Former mayor of London criticised at PLP meeting over comments on 7 July bombings. 

After Jeremy Corbyn's decision to give Labour MPs a free vote over air strikes in Syria, tonight's Parliamentary Labour Party (PLP) meeting was less fractious than it could have been. But one grandee was still moved to declare that the "ferocity" of the attacks on the leader made it the most "uplifting" he had attended.

Margaret Beckett, the former foreign secretary, told the meeting: "We cannot unite the party if the leader's office is determined to divide us." Several MPs said afterwards that many of those who shared Corbyn's opposition to air strikes believed he had mishandled the process by appealing to MPs over the heads of the shadow cabinet and then to members. David Winnick declared that those who favoured military action faced a "shakedown" and deselection by Momentum activists. "It is completely unacceptable. They are a party within a party," he said of the Corbyn-aligned group. The "huge applause" for Hilary Benn, who favours intervention, far outweighed that for the leader, I'm told. 

There was also loud agreement when Jack Dromey condemned Ken Livingstone for blaming Tony Blair's invasion of Iraq for the 7 July 2005 bombings. Along with Angela Smith MP, Dromey demanded that Livingstone be sacked as the co-chair of Labour's defence review. Significantly, Benn said aftewards that he agreed with every word Dromey had said. Corbyn's office has previously said that it is up to the NEC, not the leader, whether the former London mayor holds the position. In reference to 7 July, an aide repeated Corbyn's statement that he preferred to "remember the brilliant words Ken used after 7/7". 

As on previous occasions, MPs complained that the leader failed to answer the questions that were put to him. A shadow minister told me that he "dodged" one on whether he believed the UK should end air strikes against Isis in Iraq. In reference to Syria, a Corbyn aide said afterwards that "There was significant support for the leader. There was a wide debate, with people speaking on both sides of the arguments." After David Cameron's decision to call a vote on air strikes for Wednesday, leaving only a day for debate, the number of Labour MPs backing intervention is likely to fall. One shadow minister told me that as few as 40-50 may back the government, though most expect the total to be closer to the original figure of 99. 

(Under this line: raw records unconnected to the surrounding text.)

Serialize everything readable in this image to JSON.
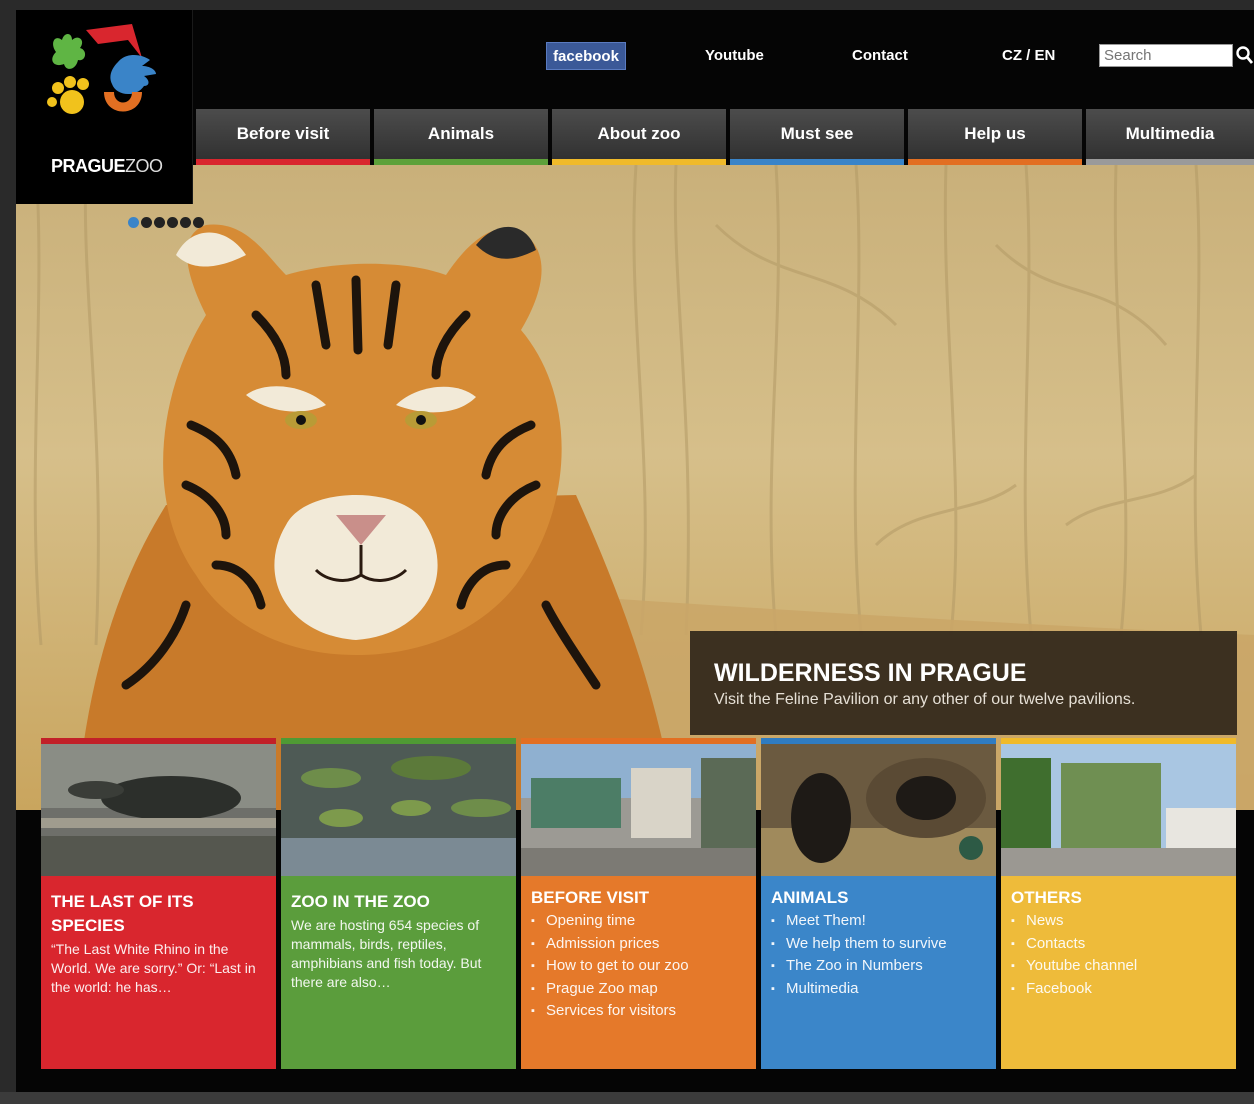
{
  "logo": {
    "text_bold": "PRAGUE",
    "text_light": "ZOO"
  },
  "toplinks": {
    "facebook": "facebook",
    "youtube": "Youtube",
    "contact": "Contact",
    "language": "CZ / EN",
    "search_placeholder": "Search"
  },
  "nav": [
    {
      "label": "Before visit",
      "color": "#d9262e"
    },
    {
      "label": "Animals",
      "color": "#5da13a"
    },
    {
      "label": "About zoo",
      "color": "#f0ba2a"
    },
    {
      "label": "Must see",
      "color": "#3a84c8"
    },
    {
      "label": "Help us",
      "color": "#e26f22"
    },
    {
      "label": "Multimedia",
      "color": "#9a9a9a"
    }
  ],
  "slider": {
    "count": 6,
    "active": 1
  },
  "hero": {
    "title": "WILDERNESS IN PRAGUE",
    "text": "Visit the Feline Pavilion or any other of our twelve pavilions."
  },
  "cards": [
    {
      "title": "THE LAST OF ITS SPECIES",
      "text": "“The Last White Rhino in the World. We are sorry.” Or: “Last in the world: he has…",
      "color": "#d9262e",
      "bar": "#c22028"
    },
    {
      "title": "ZOO IN THE ZOO",
      "text": "We are hosting 654 species of mammals, birds, reptiles, amphibians and fish today. But there are also…",
      "color": "#5b9d3c",
      "bar": "#4f9a34"
    },
    {
      "title": "BEFORE VISIT",
      "items": [
        "Opening time",
        "Admission prices",
        "How to get to our zoo",
        "Prague Zoo map",
        "Services for visitors"
      ],
      "color": "#e5792a",
      "bar": "#e26f22"
    },
    {
      "title": "ANIMALS",
      "items": [
        "Meet Them!",
        "We help them to survive",
        "The Zoo in Numbers",
        "Multimedia"
      ],
      "color": "#3b86c9",
      "bar": "#2f7cc2"
    },
    {
      "title": "OTHERS",
      "items": [
        "News",
        "Contacts",
        "Youtube channel",
        "Facebook"
      ],
      "color": "#eebb3a",
      "bar": "#f0ba2a"
    }
  ]
}
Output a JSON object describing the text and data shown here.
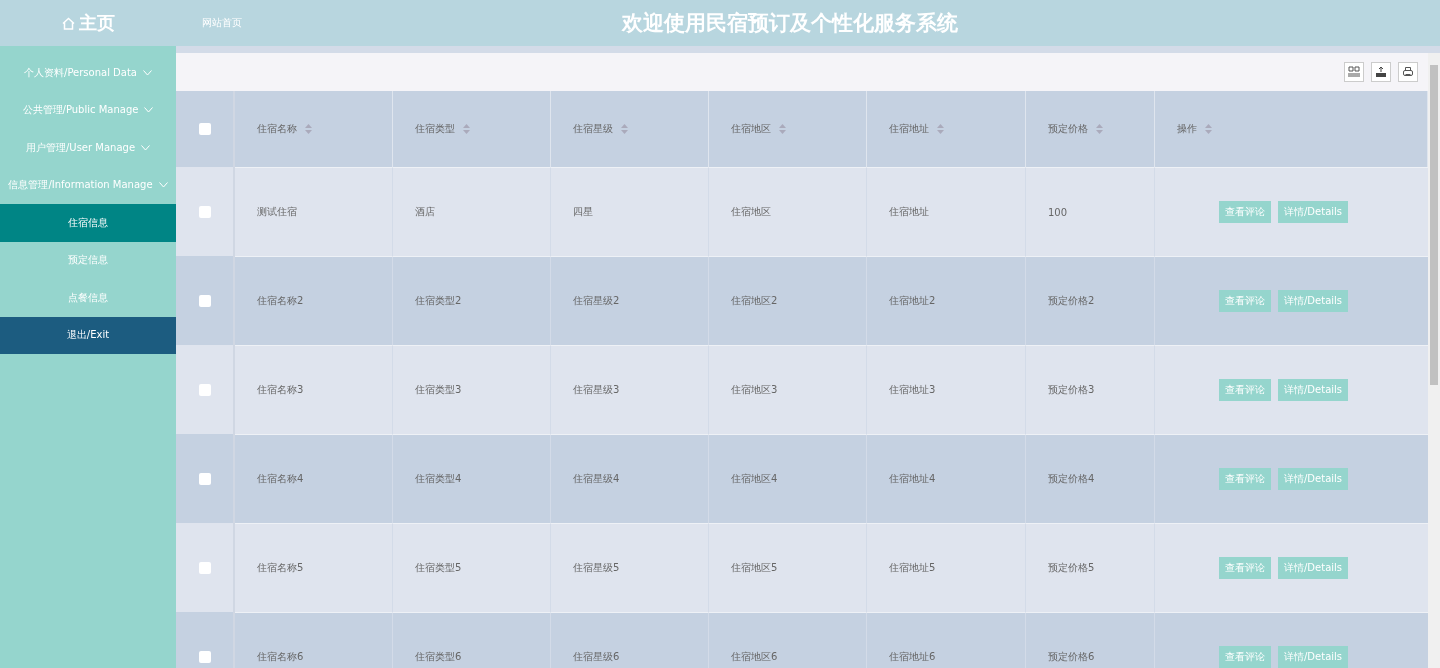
{
  "header": {
    "home": "主页",
    "link": "网站首页",
    "title": "欢迎使用民宿预订及个性化服务系统"
  },
  "sidebar": {
    "items": [
      {
        "kind": "group",
        "label": "个人资料/Personal Data",
        "selected": false
      },
      {
        "kind": "group",
        "label": "公共管理/Public Manage",
        "selected": false
      },
      {
        "kind": "group",
        "label": "用户管理/User Manage",
        "selected": false
      },
      {
        "kind": "group",
        "label": "信息管理/Information Manage",
        "selected": false
      },
      {
        "kind": "sub",
        "label": "住宿信息",
        "selected": true
      },
      {
        "kind": "sub",
        "label": "预定信息",
        "selected": false
      },
      {
        "kind": "sub",
        "label": "点餐信息",
        "selected": false
      },
      {
        "kind": "exit",
        "label": "退出/Exit",
        "selected": false
      }
    ]
  },
  "table": {
    "select_all": {
      "checked": false
    },
    "columns": [
      "住宿名称",
      "住宿类型",
      "住宿星级",
      "住宿地区",
      "住宿地址",
      "预定价格",
      "操作"
    ],
    "rows": [
      {
        "checked": false,
        "cells": [
          "测试住宿",
          "酒店",
          "四星",
          "住宿地区",
          "住宿地址",
          "100"
        ],
        "actions": [
          "查看评论",
          "详情/Details"
        ]
      },
      {
        "checked": false,
        "cells": [
          "住宿名称2",
          "住宿类型2",
          "住宿星级2",
          "住宿地区2",
          "住宿地址2",
          "预定价格2"
        ],
        "actions": [
          "查看评论",
          "详情/Details"
        ]
      },
      {
        "checked": false,
        "cells": [
          "住宿名称3",
          "住宿类型3",
          "住宿星级3",
          "住宿地区3",
          "住宿地址3",
          "预定价格3"
        ],
        "actions": [
          "查看评论",
          "详情/Details"
        ]
      },
      {
        "checked": false,
        "cells": [
          "住宿名称4",
          "住宿类型4",
          "住宿星级4",
          "住宿地区4",
          "住宿地址4",
          "预定价格4"
        ],
        "actions": [
          "查看评论",
          "详情/Details"
        ]
      },
      {
        "checked": false,
        "cells": [
          "住宿名称5",
          "住宿类型5",
          "住宿星级5",
          "住宿地区5",
          "住宿地址5",
          "预定价格5"
        ],
        "actions": [
          "查看评论",
          "详情/Details"
        ]
      },
      {
        "checked": false,
        "cells": [
          "住宿名称6",
          "住宿类型6",
          "住宿星级6",
          "住宿地区6",
          "住宿地址6",
          "预定价格6"
        ],
        "actions": [
          "查看评论",
          "详情/Details"
        ]
      }
    ]
  }
}
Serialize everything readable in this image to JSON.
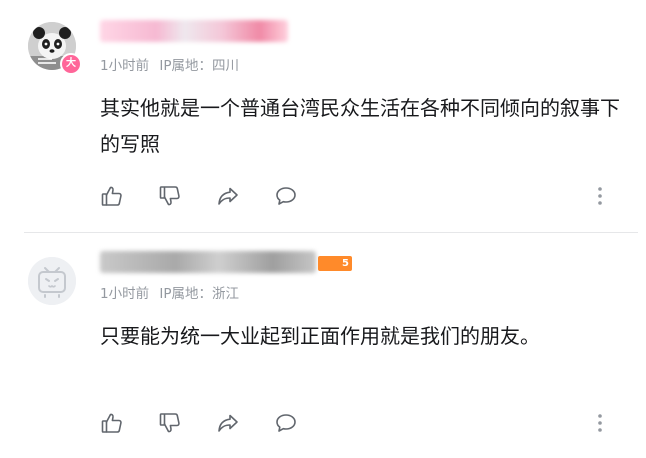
{
  "comments": [
    {
      "avatar_badge": "大",
      "time": "1小时前",
      "ip_label": "IP属地：",
      "ip_location": "四川",
      "content": "其实他就是一个普通台湾民众生活在各种不同倾向的叙事下的写照"
    },
    {
      "level_badge": "5",
      "time": "1小时前",
      "ip_label": "IP属地：",
      "ip_location": "浙江",
      "content": "只要能为统一大业起到正面作用就是我们的朋友。"
    }
  ],
  "icons": {
    "like": "thumbs-up-icon",
    "dislike": "thumbs-down-icon",
    "share": "share-icon",
    "reply": "comment-icon",
    "more": "more-vertical-icon"
  },
  "colors": {
    "text": "#18191c",
    "meta": "#9499a0",
    "icon": "#61666d",
    "badge_pink": "#ff6699",
    "level_orange": "#ff8a2a",
    "divider": "#e6e7e9"
  }
}
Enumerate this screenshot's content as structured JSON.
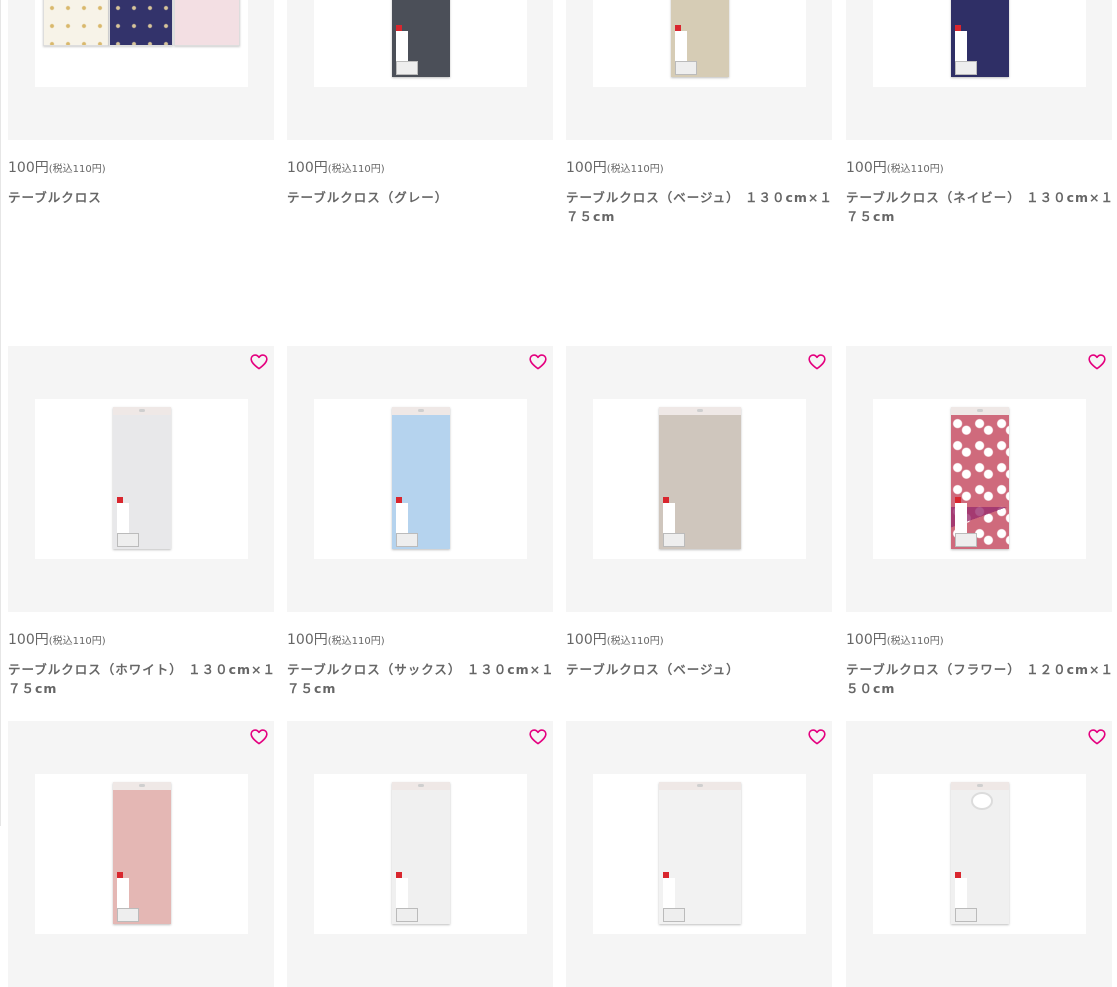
{
  "colors": {
    "accent_heart": "#e4007f",
    "card_bg": "#f5f5f5"
  },
  "products": [
    {
      "price": "100円",
      "tax": "(税込110円)",
      "name": "テーブルクロス",
      "color": "#f7f3e8",
      "style": "set"
    },
    {
      "price": "100円",
      "tax": "(税込110円)",
      "name": "テーブルクロス（グレー）",
      "color": "#4b4f58",
      "style": "pkg"
    },
    {
      "price": "100円",
      "tax": "(税込110円)",
      "name": "テーブルクロス（ベージュ） １３０cm×１７５cm",
      "color": "#d6ccb5",
      "style": "pkg"
    },
    {
      "price": "100円",
      "tax": "(税込110円)",
      "name": "テーブルクロス（ネイビー） １３０cm×１７５cm",
      "color": "#2f2f66",
      "style": "pkg"
    },
    {
      "price": "100円",
      "tax": "(税込110円)",
      "name": "テーブルクロス（ホワイト） １３０cm×１７５cm",
      "color": "#e8e8ea",
      "style": "pkg"
    },
    {
      "price": "100円",
      "tax": "(税込110円)",
      "name": "テーブルクロス（サックス） １３０cm×１７５cm",
      "color": "#b5d3ee",
      "style": "pkg"
    },
    {
      "price": "100円",
      "tax": "(税込110円)",
      "name": "テーブルクロス（ベージュ）",
      "color": "#cfc6bd",
      "style": "pkg-wide"
    },
    {
      "price": "100円",
      "tax": "(税込110円)",
      "name": "テーブルクロス（フラワー） １２０cm×１５０cm",
      "color": "#cf6a7c",
      "style": "pkg-flower"
    },
    {
      "price": "",
      "tax": "",
      "name": "",
      "color": "#e4b7b4",
      "style": "pkg"
    },
    {
      "price": "",
      "tax": "",
      "name": "",
      "color": "#f0f0f0",
      "style": "pkg"
    },
    {
      "price": "",
      "tax": "",
      "name": "",
      "color": "#f2f2f2",
      "style": "pkg-wide"
    },
    {
      "price": "",
      "tax": "",
      "name": "",
      "color": "#f0f0f0",
      "style": "pkg-round"
    }
  ]
}
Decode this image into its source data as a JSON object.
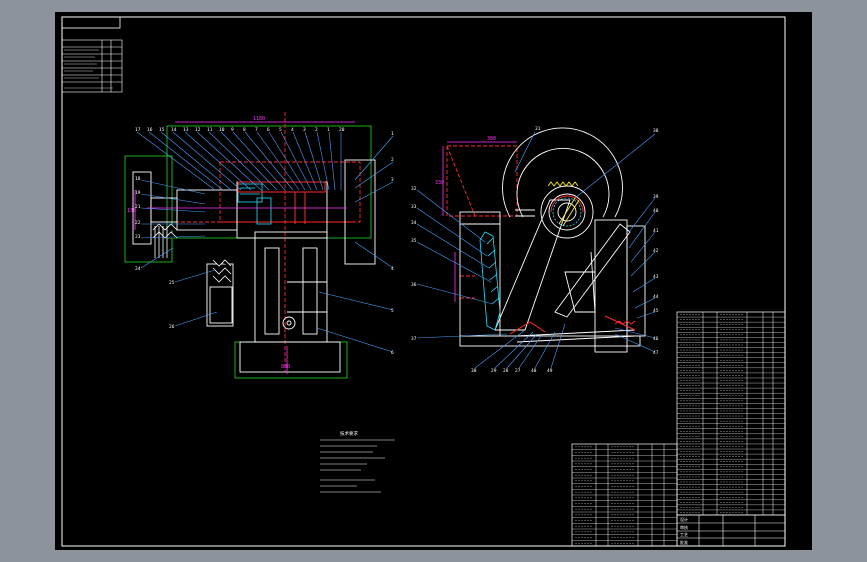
{
  "colors": {
    "page_bg": "#8c939b",
    "viewport_bg": "#000000",
    "border": "#ffffff",
    "line": "#ffffff",
    "accent_red": "#ff2a2a",
    "accent_magenta": "#ff33ff",
    "accent_green": "#22dd22",
    "accent_cyan": "#22e0ff",
    "accent_yellow": "#ffee33"
  },
  "drawing": {
    "title_block_labels": [
      "设计",
      "审核",
      "工艺",
      "批准"
    ],
    "tech_requirements_heading": "技术要求"
  }
}
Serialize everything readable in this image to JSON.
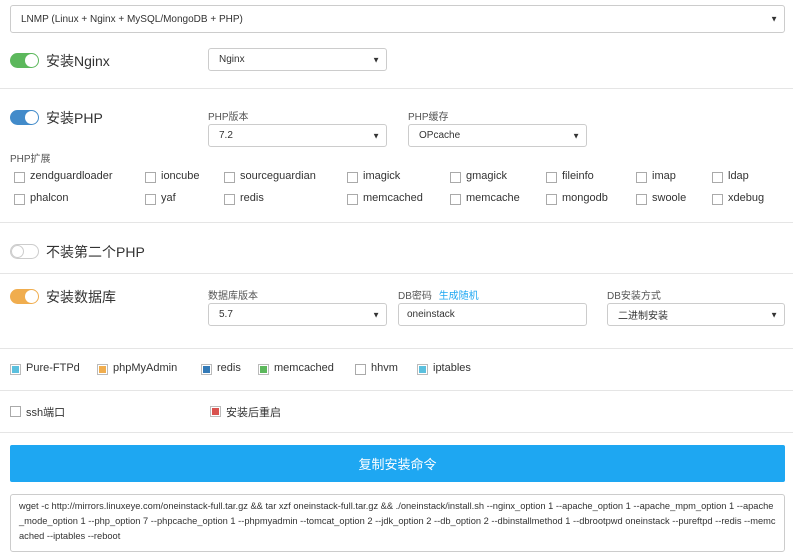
{
  "stack_select": {
    "value": "LNMP (Linux + Nginx + MySQL/MongoDB + PHP)"
  },
  "nginx": {
    "toggle_label": "安装Nginx",
    "select_value": "Nginx",
    "toggle_color": "#5cb85c"
  },
  "php": {
    "toggle_label": "安装PHP",
    "toggle_color": "#428bca",
    "version_label": "PHP版本",
    "version_value": "7.2",
    "cache_label": "PHP缓存",
    "cache_value": "OPcache",
    "ext_label": "PHP扩展",
    "extensions_row1": [
      "zendguardloader",
      "ioncube",
      "sourceguardian",
      "imagick",
      "gmagick",
      "fileinfo",
      "imap",
      "ldap"
    ],
    "extensions_row2": [
      "phalcon",
      "yaf",
      "redis",
      "memcached",
      "memcache",
      "mongodb",
      "swoole",
      "xdebug"
    ]
  },
  "second_php": {
    "toggle_label": "不装第二个PHP"
  },
  "database": {
    "toggle_label": "安装数据库",
    "toggle_color": "#f0ad4e",
    "version_label": "数据库版本",
    "version_value": "5.7",
    "pwd_label": "DB密码",
    "pwd_link": "生成随机",
    "pwd_value": "oneinstack",
    "method_label": "DB安装方式",
    "method_value": "二进制安装"
  },
  "extras": [
    {
      "label": "Pure-FTPd",
      "color": "#5bc0de"
    },
    {
      "label": "phpMyAdmin",
      "color": "#f0ad4e"
    },
    {
      "label": "redis",
      "color": "#337ab7"
    },
    {
      "label": "memcached",
      "color": "#5cb85c"
    },
    {
      "label": "hhvm",
      "color": ""
    },
    {
      "label": "iptables",
      "color": "#5bc0de"
    }
  ],
  "ssh_port_label": "ssh端口",
  "reboot_label": "安装后重启",
  "reboot_color": "#d9534f",
  "copy_button": "复制安装命令",
  "command": "wget -c http://mirrors.linuxeye.com/oneinstack-full.tar.gz && tar xzf oneinstack-full.tar.gz && ./oneinstack/install.sh --nginx_option 1 --apache_option 1 --apache_mpm_option 1 --apache_mode_option 1 --php_option 7 --phpcache_option 1 --phpmyadmin  --tomcat_option 2 --jdk_option 2 --db_option 2 --dbinstallmethod 1 --dbrootpwd oneinstack --pureftpd  --redis  --memcached  --iptables  --reboot"
}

At the end of another remarkable day in Labour's history, a Corbyn aide concluded: "It was always going to be a bumpy ride when you have a leader who was elected by a large number outside parliament but whose support in the PLP is quite limited. There are a small number who find it hard to come to terms with that result."

George Eaton is political editor of the New Statesman.